James Alan Fox
December 16, 2012
As a criminologist who has studied mass shootings for decades, I have grown accustomed to the massive, non-stop media attention devoted to mass killings when they occur, as well as to the chaotic competition among reporters to uncover breaking news developments. However, the seemingly insatiable need among some journalists and on-air reporters to create a dramatic context for tragedy has grown increasingly mystifying to me.
Barely two hours after Tuesday's shooting at a Portland, Ore., shopping mall, I received several calls from the Far West inquiring whether mass shootings were on the rise. Following high-profile massacres in Aurora, Colo. and Seattle earlier this year, reporters wanted to confirm their perceptions with reality. They also wanted to know whether the Oregon gunman, who killed two people before committing suicide at the Clackamas Town Center Mall, may have been modeling his attack on the Aurora, Colo. theater massacre.
I assured these reporters that the latest shooting was not reflective of an upward trajectory. Rather, our collective memories apparently lose sight of other violent moments in recent history when mass shootings have been clustered closely in time, for the most part out of sheer coincidence. Although there have been cases in which mass gunmen have drawn inspiration from others who preceded them, and perhaps have wanted a share of the notoriety that follows, the impact of copycatting is often overstated.
Then, of course, came Friday's massive shooting at the Sandy Hook Elementary School in Newtown, Conn., that claimed that lives of more than two dozen victims, mostly young children. As the horror was unfolding and before any perpetrator or motive was identified, scores of journalists from here and abroad, were phoning to ask whether this was perhaps the worst school shooting in history. It didn't matter that deadlier episodes had happened overseas (the 2004 school siege by armed Muslim guerrillias in Beslan, Russia, in which the death toll topped 350, including scores of children); at a college setting (Virginia Tech in 2007 in which 33, including the gunman, died); or involving means other than gunfire (the 1927 bombing of a school in Bath, Mich., in which 45 were killed). Reporters were eager to declare the Sandy Hook massacre as some type a new record.
There isn't a Hall of Fame for criminals, even though some people are intensely fascinated with their biographies. There is no purpose in looking for record-setting. Does the pain and suffering associated with the Sandy Hook school shooting change in any way if it is the largest in history?
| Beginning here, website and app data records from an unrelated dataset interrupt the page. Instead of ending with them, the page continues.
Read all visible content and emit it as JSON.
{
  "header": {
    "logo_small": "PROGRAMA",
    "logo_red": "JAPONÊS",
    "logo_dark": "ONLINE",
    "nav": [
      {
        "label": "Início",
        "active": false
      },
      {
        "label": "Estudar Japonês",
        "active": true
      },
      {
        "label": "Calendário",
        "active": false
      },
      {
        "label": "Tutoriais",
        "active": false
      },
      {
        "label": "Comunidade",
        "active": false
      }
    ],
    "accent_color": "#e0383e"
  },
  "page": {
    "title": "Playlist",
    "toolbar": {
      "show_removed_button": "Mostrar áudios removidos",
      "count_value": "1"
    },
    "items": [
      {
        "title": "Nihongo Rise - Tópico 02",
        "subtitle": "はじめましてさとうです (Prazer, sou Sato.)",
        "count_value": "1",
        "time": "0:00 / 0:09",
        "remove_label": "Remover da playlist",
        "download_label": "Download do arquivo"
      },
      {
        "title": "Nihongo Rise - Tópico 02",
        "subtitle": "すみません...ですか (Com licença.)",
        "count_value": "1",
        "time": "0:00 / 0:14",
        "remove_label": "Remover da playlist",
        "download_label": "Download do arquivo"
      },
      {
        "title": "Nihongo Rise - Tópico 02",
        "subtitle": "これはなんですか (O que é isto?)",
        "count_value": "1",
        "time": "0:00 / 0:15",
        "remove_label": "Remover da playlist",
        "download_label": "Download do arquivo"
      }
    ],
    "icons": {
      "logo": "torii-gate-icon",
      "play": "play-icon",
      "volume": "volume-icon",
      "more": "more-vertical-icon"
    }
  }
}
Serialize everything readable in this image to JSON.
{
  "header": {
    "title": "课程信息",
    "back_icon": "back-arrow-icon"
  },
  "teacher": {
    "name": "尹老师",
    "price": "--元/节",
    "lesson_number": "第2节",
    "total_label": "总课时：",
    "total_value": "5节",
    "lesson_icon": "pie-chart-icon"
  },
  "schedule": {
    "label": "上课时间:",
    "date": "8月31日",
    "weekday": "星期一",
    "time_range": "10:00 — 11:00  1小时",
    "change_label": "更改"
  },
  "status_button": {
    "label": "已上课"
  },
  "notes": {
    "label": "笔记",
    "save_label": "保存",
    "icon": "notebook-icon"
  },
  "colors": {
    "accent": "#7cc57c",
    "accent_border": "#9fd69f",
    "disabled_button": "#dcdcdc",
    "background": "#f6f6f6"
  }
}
Would that make this episode any more significant or tragic?
Even though the nature and number of incidents today are not very different from years ago, one thing definitely has changed -- the extent and style of news coverage. In an earlier era, the major networks did not have the capability to be on the scene reporting live and with video within minutes of a shooting spree. And cable news channels weren't around to provide marathon coverage of these events.
Back in 1966, when Charles Whitman opened fire from a tower on the University of Texas campus, and killed 16 people and wounded 31 others, there wasn't a line of satellite trucks parked at the shooting site. And in 1989 -- when Patrick Purdy turned the Cleveland Elementary School in Stockton, Calif., into his personal war zone with an AK-47 which he used to kill five children and wound 29 other students and one teacher -- news outlets did not as yet have the means to transmit satellite images of frightened children running for their lives for instantaneous display on our television screens.
It wasn't commonplace years ago to have a swarm of reporters on the scene with microphones and cameras just in time to interview surviving children with fresh tears in their eyes. We also didn't hear an array of eye witnesses and emergency responders talk about a "parent's worst nightmare" or describe the scene as the worst they've encounter in their careers. And we certainly did not have folks tweeting updates from location.
So, if it seems like these dreadful crimes are occurring more frequently, it is really the immediacy and pervasiveness of media coverage that creates the impression. And thanks to state-of-the-art technology, it can feel as though the tragedy happened in your own backyard.
James Alan Fox is the Lipman Family Professor of Criminology, Law and Public Policy at Northeastern University and author of Violence and Security on Campus: From Preschool through College..